▸ **YOUR ASSIGNMENT**:
Your answer must be one number: the count of lines below that hold the word "value".

▸ **DATASET EXCERPTS**:
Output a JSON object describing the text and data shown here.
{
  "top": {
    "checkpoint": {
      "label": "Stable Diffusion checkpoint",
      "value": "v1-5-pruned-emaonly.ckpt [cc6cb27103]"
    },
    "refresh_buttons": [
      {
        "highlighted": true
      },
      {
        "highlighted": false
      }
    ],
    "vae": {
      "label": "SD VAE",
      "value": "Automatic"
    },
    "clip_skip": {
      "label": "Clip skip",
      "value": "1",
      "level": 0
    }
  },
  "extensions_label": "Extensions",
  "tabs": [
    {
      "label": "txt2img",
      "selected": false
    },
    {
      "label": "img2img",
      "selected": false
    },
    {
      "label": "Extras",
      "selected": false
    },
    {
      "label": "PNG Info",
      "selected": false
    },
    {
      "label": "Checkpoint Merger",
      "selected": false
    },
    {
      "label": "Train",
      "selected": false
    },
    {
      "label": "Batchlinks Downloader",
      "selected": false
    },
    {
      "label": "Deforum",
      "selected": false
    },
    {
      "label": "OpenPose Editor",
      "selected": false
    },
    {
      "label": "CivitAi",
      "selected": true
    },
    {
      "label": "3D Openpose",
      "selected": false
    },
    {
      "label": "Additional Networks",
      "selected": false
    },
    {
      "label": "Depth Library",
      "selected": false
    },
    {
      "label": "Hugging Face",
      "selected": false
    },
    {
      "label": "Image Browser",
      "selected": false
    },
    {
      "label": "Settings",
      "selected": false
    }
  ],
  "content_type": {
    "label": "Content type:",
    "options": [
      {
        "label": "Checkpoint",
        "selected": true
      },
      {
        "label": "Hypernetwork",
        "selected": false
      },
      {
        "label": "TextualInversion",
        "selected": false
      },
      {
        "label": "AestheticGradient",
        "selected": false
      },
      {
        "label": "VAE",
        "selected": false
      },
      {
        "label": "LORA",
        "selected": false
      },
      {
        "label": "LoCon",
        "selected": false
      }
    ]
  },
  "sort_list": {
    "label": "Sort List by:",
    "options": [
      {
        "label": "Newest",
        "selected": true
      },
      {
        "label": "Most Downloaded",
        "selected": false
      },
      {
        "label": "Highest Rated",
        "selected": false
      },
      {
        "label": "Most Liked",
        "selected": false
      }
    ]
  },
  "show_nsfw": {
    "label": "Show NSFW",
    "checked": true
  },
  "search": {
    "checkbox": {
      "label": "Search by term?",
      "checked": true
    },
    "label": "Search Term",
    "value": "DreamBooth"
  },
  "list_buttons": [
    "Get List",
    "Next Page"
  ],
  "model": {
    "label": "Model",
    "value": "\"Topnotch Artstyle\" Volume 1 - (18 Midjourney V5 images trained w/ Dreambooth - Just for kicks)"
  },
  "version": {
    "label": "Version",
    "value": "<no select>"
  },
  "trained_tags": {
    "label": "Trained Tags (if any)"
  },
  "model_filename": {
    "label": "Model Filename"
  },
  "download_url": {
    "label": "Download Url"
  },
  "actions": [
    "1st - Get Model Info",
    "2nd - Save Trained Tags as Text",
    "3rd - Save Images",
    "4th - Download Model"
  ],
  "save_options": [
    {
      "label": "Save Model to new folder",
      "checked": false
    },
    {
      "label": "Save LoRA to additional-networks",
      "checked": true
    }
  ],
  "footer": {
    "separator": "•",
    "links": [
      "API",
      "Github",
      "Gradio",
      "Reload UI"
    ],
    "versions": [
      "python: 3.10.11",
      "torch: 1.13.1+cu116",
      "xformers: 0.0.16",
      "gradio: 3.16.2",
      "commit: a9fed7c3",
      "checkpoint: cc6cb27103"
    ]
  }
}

▸ **RESPONSE AREA**:
6